    Mahley R W, Hui D Y, Innerarity T L, Weisgraber K H (1981) Two independent lipoprotein receptors on hepatic membranes of dog, swine and man. J Clin Invest 68: 1197–1206PubMedCrossRefGoogle Scholar
  5. 5.
    Kovanen P T, Basu S K, Goldstein J L and Brown M S (1979) Low density lipoprotein receptors in bovine adrenal cortex II. Low density lipoprotein binding to membranes prepared from fresh tissue. Endocrinology 104: 610–616PubMedCrossRefGoogle Scholar
  6. 6.
    Mahley R W, Innerarity T L, Pitas R E, Weisgraber K H, Brown J H, Gross E (1977) Inhibition of lipoprotein binding to cell surface receptors of fibroblasts following selective modification of arginyl residues in arginine rich and B apoproteins. J Biol Chem 252: 7279–7287PubMedGoogle Scholar
  7. 7.
    Shepherd J, Bicker S, Lorimer A R, Packard C J (1979) Receptor mediated low density lipoprotein catabolism in man. J Lipid Res 20: 999–1006PubMedGoogle Scholar
  8. 8.
    Slater H R, Packard C J, Bicker S, Shepherd J (1980) Effects of cholestyramine on receptor mediated plasma clearance and tissue uptake of human low density lipoprotein in the rabbit. J Biol Chem 255: 10210–10213PubMedGoogle Scholar
  9. 9.
    Slater H R, Packard C J, Shepherd J (1982) Measurement of receptor independent lipoprotein catabolism using 1, 2 cyclohexanedione-modified low density lipoprotein. J Lipid Res 23: 92–96PubMedGoogle Scholar
  10. 10.
    Shepherd J, Packard C J, Bicker S, Lawrie T D V, Morgan H G (1980) Cholestyramine promotes receptor mediated low density lipoproteins catabolism. N Engl J Med 302: 1219–1222PubMedCrossRefGoogle Scholar
  11. 11.
    Stewart J M, Packard C J, Lorimer A R, Boag D E, Shepherd J (1982) Effects of bezafibrate on receptor mediated and receptor independent low density lipoprotein catabolism in type II hyperlipoproteinemic subjects. Atherosclerosis (in press).Google Scholar
  12. 12.
    Spengel F A, Jadhav A, Duffield R G M, Wood C B, Thompson G R (1981) Superiority of partialileal bypass over cholestyramine in reducing cholesterol in familial hypercholesterolemia. Lancet 768–770Google Scholar
  13. 13.
    Thompson G R,, Soutar A K, Spengel F A, Jadhav A, Gavigan S P, Myant N B (1981) Defects of receptor mediated low density lipoprotein catabolism in homozygous familial hypercholesterolemia and hypothyroidism in vivo. Proc Natl Acad Sci, USA 78: 2591–2595PubMedCrossRefGoogle Scholar

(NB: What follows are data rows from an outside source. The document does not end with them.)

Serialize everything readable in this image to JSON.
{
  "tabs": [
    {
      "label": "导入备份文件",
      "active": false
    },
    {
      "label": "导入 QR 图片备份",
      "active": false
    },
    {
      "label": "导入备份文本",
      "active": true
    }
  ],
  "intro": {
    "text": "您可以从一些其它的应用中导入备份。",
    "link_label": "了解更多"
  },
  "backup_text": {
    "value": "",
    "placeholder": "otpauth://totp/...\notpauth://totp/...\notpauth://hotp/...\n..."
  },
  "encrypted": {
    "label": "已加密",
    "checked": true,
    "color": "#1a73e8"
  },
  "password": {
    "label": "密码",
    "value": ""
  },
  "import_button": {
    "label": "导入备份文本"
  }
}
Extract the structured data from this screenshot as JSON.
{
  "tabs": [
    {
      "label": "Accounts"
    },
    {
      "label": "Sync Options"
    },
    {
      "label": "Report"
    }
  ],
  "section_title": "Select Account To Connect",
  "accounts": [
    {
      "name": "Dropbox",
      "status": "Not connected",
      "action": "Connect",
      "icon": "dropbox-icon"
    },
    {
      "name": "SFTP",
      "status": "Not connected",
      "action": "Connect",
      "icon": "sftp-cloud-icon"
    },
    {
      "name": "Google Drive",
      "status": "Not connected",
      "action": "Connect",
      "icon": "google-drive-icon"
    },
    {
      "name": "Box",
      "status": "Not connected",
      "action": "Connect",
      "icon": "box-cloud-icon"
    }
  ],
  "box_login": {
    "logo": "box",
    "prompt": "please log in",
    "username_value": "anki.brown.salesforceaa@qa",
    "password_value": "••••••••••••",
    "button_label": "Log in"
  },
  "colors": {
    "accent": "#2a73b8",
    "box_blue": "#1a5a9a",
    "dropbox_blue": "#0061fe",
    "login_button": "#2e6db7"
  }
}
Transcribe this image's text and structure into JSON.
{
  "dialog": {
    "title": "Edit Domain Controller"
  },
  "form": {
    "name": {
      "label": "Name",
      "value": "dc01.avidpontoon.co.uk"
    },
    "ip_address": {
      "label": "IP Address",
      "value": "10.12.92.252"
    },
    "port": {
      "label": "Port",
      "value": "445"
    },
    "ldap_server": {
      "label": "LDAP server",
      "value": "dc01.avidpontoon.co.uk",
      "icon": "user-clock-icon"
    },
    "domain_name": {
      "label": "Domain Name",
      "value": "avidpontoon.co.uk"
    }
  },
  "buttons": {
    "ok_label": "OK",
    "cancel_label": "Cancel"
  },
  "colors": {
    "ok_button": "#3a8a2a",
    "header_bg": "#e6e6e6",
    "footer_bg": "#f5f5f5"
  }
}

Copyright information

© Springer-Verlag Berlin Heidelberg 1983

Authors and Affiliations

  • C. J. Packard
  • J. Shepherd
  • H. R. Slater

There are no affiliations available

Personalised recommendations